- "Bronx River Parkway - historical overview". Retrieved 2010-04-05.
- Patton, Phil (2008-10-09). "A 100-Year-Old Dream: A Road Just for Cars". New York Times. Retrieved 2010-04-05.
- Illinois Department of Transportation (2006). "Peoria to Macomb". Retrieved 2006-07-19. (enclosed within frames in http://www.peoriatomacomb.com). "Expressways are constructed as partial access controlled facilities. This means direct access is allowed for single family residence and field entrances and public roads may be at-grade intersections. Also, interchanges are constructed or planned at most marked routes or high-volume county highways. Commercial properties are not allowed direct access and are brought in off of public or frontage roads."; "Farm machinery is not allowed to be driven on a freeway. Farm machinery would need to be driven on side roads or frontage roads to access fields. With an expressway, farm machinery is allowed to be driven on the highway and field access is generally allowed along the main highway."
- Florida Department of Transportation, PDF (94.2 KiB): "Limited access highways (freeways) are multilane divided highways having a minimum of two lanes for exclusive use of traffic in each direction and full control of ingress and egress; this includes freeways and all fully controlled access roadways."; "Controlled access highways are non-limited access arterial facilities where access connections, median openings and traffic signals are highly regulated."
- Manual of Traffic Signs and Markings (MOTSAM) Part 3: Motorways and Expressways, New Zealand Transport Agency, June 2009
- CIA World Factbook, India
- Dipak Kumar Dash (2009-11-23). "By 2022, govt to lay 18,637km of expressways". Times of India.
- Ashutosh Kumar. "Expressway cost pegged at Rs20 crore/km". Daily News and Analysis. DNA.
- Ministry of Land, Infrastructure and Transport. "Roads in Japan - Arterial High-standard Highways". Retrieved 2008-04-11.
- Austrian State Route Law
- Deutsche Straßenverkehrsordnung, § 18
- Dz.U. 2004 nr 128 poz. 1334(Polish)
- "Roads Masterplan 2014" (PDF). CNADNR. Retrieved 1 October 2014.
- "Construcţie drumuri expres". CNADNR. Retrieved 29 September 2010.
- "CIA - The World Factbook -- Russia". Central Intelligence Agency.
- "Rule 124: Speed Limits". The Official Highway Code. TSO. 2007. p. 41. ISBN 978-0-11-552814-9.
- "Driving forward: a new era for England’s major roads". Highways Agency. Retrieved 15 May 2015.
- The end points can be viewed using Google Earth ,
- Section 1A.13, Paragraph 27, Manual on Uniform Traffic Control Devices, 2003 ed., rev. 1.

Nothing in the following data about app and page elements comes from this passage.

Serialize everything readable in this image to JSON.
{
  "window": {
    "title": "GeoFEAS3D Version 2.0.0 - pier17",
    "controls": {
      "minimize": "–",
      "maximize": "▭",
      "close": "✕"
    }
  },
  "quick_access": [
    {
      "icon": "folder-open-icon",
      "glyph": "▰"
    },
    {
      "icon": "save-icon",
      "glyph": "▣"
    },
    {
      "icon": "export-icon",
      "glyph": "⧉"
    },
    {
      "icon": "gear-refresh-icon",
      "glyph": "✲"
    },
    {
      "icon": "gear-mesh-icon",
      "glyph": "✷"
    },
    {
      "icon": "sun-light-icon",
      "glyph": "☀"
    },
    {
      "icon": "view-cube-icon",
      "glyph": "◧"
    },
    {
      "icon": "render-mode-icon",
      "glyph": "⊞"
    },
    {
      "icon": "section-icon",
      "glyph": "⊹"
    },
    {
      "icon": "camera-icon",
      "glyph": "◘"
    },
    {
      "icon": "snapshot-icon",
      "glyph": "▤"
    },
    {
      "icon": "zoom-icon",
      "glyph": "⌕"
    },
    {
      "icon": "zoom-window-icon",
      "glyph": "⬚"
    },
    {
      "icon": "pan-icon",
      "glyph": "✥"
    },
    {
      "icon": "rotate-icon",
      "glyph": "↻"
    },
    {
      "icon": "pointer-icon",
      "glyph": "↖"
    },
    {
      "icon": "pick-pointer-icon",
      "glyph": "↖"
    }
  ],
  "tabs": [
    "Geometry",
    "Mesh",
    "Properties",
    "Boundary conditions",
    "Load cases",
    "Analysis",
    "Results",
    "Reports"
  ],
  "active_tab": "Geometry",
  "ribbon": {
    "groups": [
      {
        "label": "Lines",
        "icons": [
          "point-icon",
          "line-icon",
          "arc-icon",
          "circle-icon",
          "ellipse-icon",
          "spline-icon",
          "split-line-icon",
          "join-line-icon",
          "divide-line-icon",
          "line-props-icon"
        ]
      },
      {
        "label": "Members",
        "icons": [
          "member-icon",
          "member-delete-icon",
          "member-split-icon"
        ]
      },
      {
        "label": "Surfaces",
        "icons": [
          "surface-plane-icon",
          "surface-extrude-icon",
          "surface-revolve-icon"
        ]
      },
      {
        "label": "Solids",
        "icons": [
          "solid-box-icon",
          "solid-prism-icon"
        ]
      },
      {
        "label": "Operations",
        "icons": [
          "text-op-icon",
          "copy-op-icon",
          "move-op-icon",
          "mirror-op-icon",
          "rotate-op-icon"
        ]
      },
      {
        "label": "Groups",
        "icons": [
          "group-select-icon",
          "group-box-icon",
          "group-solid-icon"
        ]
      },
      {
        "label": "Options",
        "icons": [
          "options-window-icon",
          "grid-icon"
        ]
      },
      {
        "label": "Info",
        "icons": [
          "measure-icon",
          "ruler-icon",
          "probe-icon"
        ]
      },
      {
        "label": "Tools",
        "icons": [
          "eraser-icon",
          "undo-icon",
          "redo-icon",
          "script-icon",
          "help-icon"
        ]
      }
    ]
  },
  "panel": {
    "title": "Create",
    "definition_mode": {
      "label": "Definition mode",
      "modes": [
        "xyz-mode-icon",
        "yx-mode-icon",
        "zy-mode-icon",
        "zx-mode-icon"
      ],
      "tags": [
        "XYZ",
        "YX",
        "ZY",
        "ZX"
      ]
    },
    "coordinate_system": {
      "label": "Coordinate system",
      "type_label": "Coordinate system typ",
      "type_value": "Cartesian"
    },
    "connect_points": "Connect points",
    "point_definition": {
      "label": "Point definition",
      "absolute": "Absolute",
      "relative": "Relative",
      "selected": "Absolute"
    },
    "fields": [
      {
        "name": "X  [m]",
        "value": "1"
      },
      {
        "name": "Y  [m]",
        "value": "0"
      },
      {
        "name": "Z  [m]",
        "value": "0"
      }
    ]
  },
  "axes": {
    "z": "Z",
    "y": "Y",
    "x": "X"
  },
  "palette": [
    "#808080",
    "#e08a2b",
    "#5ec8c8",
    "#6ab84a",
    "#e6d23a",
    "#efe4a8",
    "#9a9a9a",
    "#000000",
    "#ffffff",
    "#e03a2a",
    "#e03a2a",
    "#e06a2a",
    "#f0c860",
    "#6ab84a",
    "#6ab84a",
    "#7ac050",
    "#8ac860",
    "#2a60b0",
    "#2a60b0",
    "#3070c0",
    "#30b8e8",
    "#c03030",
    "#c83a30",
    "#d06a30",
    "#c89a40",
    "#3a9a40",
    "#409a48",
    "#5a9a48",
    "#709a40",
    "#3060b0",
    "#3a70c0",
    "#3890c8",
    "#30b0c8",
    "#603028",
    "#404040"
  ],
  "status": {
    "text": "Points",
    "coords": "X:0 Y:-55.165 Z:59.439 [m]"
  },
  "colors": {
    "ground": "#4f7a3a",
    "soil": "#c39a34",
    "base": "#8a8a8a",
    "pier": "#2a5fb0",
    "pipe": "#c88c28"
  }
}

- Section 1A.13, Paragraph 29, Manual on Uniform Traffic Control Devices, 2003 ed., rev. 1. See also 23 CFR 750.153(k).
- American Association of State Highway Officials, AASHO Highway Definitions (Washington D.C., American Association of State Highway Officials, 1962), 1-3.
- Cal. Sts. & High. Code § 257.
- Minn. Stat., § 160.02, subds. 18b & 19.
- Miss. Code Ann., § 65-5-3, subds. (b) and (c).
- Mo. Rev. Stat., § 304.010.
- Neb. Rev. Stat., §§ 60-618.01 and 60-621.
- N.D. Cent. Code, § 24-01-01.1 (2006).
- Ohio Rev. Code Ann., § 4511.01, subds. (YY) and (ZZ).
- Wis. Stat., §§ 59.84(1)(b) and 346.57(1)(am).
- Conn. Gen. Stat. § 13a-20(a).
- Fla. Stat. § 348.0002(8).
- 625 Ill. Comp. Stat. 5/1-119.3.
- Md. Transp. Code Ann. § 8-620(c).
- W. Va. Code § 17-4-2(a).